Monday, November 2, 2009

Stuff To Spy For

© Don Bruns 2009 all rights reserved

Grown Up Hardy Boys. That's the rap my characters are getting in the Stuff series. STUFF TO SPY FOR comes out this week, and it's getting great reviews, but the majority of coverage brings up the Hardy Boys...all grown up. And that's pretty tough to live up to. My two protagonists, Skip and James, have been lifelong friends and have recently graduated from college. They partied a little too hard, got bad grades and are locked into some dead-end jobs. So they decide to buy a used box truck and go into business for themselves, making millions of dollars in the process. I will give away the ending. They aren't nearly as successful as they'd like to be. But, they do have an adventure that puts them in a number of dangerous situations.

Almost everyone I know started out reading the Hardy Boys or Nancy Drew. Edward Stratemeyer, an early 1900 publishing phenomenon, invented the Hardy Boys, Nancy Drew, Tom Swift and other juvenile fiction heroes. He didn't want to write about what young people should be...he wanted to write stories about how kids wanted to be. And his action adventures live on today. Largely because kids want adventure in their lives. They want a best friend in their life. And they want to be heroes. I grew up on the Hardy Boys, and I'm sure, without consciously thinking about it, I transferred my love of the thrill seeking brothers Frank and Joe to Skip and James. But I write an older version of the teenage sleuths. With possibly an irreverent side to them. Skip and James are constantly jabbing one another with verbal asides, subtle put-downs and Skips' often wry take on life has been compared to Mark Twain's narrative. (Maybe that reviewer hadn't read Twain in a while)

So I'll accept grown up Hardy Boys, because I like to write stories that reflect what I would like to be. Not what I should be. I like the idea of a life-long friend. Someone you can poke fun at, but someone you'd give your life for and they'd give their life for you. I like the idea of getting in over my head (with a friend who is my back-up), and coming out as a hero. I like the idea of trying new things ( in STUFF TO SPY FOR the boys have become private investigators) and hoping one of them makes a million dollars. I like the idea of dating a rich attractive young lady ( as Skip does) And finally, I like the idea that while I'm writing about 24 year old guys, I don't have to grow up.
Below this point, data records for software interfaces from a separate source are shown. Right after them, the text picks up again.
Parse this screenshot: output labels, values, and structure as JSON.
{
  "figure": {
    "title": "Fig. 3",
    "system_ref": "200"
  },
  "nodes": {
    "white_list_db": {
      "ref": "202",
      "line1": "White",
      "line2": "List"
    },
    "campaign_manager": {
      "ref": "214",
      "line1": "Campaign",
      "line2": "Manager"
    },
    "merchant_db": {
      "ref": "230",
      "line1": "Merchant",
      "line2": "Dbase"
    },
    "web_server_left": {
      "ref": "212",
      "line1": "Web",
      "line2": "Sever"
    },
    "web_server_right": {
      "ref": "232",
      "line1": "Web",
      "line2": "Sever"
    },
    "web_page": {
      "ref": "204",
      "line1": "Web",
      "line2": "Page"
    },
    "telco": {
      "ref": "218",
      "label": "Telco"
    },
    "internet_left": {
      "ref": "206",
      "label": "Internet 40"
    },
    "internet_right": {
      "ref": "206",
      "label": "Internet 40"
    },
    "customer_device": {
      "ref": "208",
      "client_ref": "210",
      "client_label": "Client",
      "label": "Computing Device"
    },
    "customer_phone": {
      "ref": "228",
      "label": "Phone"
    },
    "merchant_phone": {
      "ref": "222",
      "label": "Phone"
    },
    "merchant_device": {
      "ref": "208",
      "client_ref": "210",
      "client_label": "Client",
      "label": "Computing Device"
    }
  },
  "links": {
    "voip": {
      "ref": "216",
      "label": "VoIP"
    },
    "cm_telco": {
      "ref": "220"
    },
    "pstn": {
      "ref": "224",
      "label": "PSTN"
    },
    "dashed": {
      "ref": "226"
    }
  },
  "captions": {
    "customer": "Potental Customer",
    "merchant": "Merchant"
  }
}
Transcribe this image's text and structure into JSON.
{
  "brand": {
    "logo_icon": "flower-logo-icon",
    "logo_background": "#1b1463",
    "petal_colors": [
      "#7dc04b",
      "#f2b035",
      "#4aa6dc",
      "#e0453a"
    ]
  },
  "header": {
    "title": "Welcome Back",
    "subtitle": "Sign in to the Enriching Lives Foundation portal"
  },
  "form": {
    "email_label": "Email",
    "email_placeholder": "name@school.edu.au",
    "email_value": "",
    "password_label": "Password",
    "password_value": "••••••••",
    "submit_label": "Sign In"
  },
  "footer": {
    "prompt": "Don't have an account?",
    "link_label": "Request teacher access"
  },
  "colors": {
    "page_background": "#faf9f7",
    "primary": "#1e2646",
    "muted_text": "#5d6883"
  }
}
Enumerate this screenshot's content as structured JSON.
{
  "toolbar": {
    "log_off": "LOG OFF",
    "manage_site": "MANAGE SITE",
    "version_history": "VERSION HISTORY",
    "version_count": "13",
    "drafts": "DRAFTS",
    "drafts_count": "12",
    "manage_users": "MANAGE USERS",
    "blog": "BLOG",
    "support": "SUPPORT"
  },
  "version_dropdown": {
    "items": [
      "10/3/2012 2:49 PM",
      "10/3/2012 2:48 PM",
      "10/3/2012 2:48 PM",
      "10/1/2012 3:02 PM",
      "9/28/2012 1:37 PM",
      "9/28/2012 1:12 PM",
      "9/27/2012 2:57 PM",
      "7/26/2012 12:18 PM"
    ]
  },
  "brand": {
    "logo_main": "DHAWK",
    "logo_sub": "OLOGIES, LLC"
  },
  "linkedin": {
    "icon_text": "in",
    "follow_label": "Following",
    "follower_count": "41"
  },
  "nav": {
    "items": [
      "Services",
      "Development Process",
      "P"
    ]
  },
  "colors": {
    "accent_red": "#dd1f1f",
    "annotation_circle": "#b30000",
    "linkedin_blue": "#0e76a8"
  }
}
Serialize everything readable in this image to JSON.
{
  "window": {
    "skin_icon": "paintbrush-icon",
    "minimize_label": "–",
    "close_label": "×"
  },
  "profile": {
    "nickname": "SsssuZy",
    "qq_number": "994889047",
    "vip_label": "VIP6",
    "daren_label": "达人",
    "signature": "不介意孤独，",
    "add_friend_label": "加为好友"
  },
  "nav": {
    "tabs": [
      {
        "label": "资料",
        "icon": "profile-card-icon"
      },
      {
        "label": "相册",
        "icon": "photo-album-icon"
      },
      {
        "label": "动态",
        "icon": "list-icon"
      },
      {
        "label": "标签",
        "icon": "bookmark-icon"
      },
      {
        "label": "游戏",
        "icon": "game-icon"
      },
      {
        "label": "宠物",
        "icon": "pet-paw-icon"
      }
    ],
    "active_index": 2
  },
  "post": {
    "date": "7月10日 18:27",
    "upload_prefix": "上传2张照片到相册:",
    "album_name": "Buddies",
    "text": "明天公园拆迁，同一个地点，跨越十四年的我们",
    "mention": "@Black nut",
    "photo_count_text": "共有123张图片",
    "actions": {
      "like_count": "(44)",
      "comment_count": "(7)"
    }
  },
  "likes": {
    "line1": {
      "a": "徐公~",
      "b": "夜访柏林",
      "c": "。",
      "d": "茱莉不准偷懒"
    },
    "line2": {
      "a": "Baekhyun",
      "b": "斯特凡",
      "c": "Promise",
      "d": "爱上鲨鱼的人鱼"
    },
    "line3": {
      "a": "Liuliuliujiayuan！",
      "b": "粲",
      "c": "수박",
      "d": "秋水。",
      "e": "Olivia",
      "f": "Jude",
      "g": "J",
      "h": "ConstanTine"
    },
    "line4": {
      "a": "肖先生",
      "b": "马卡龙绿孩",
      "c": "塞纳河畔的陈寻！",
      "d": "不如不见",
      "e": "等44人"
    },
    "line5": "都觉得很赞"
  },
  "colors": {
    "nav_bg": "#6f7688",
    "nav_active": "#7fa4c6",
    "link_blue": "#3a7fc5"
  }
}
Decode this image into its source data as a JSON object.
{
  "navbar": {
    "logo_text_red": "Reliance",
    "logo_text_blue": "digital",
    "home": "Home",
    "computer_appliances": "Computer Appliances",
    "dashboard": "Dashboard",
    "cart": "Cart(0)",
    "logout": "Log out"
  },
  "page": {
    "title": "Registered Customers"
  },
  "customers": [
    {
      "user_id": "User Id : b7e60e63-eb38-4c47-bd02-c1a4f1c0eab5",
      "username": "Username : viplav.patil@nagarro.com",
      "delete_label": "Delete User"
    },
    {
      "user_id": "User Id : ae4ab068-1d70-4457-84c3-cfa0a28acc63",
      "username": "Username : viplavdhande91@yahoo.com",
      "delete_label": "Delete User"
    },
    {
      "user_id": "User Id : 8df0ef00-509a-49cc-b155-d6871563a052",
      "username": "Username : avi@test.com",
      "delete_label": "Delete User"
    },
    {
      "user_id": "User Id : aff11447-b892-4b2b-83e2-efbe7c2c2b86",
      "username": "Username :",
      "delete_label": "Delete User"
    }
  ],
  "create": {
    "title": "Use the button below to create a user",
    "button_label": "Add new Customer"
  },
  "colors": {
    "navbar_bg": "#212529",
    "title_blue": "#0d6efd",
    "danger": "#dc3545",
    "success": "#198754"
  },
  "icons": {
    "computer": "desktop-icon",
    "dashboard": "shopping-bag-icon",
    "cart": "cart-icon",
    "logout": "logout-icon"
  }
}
You often read that you should write what you know. My suggestion is, write what you want to be. There are millions of people out there who have the same fantasies that you do. Hopefully they'll read the book, lean back with eyes closed and say "Man, that's what I'd like to have happen to me."

About the author:

Don Bruns is an award-winning novelist, songwriter, musician, and advertising executive. He and his wife, Linda, divide their time between Lima, Ohio, and Sarasota, Florida.


Joylene Nowell Butler said...

Nice article. I always wanted to be in a Norman Rockwell painting. I loved Nancy Drew too. Life seemed so much more interesting and safer in her books. Even with the suspense.

s.w. vaughn said...

"Write what you want to be..." Now THAT is good advice. Way better than write what you know! Thanks, Don. :-)

Marta Stephens said...


I like the twist you've given to the old "write what you know." Fiction is such a fantastic means with which to explore the "what if" of this world. Yeah, write what you want to be!

Thanks so much for another great post and best of luck with "Stuff To Spy For!"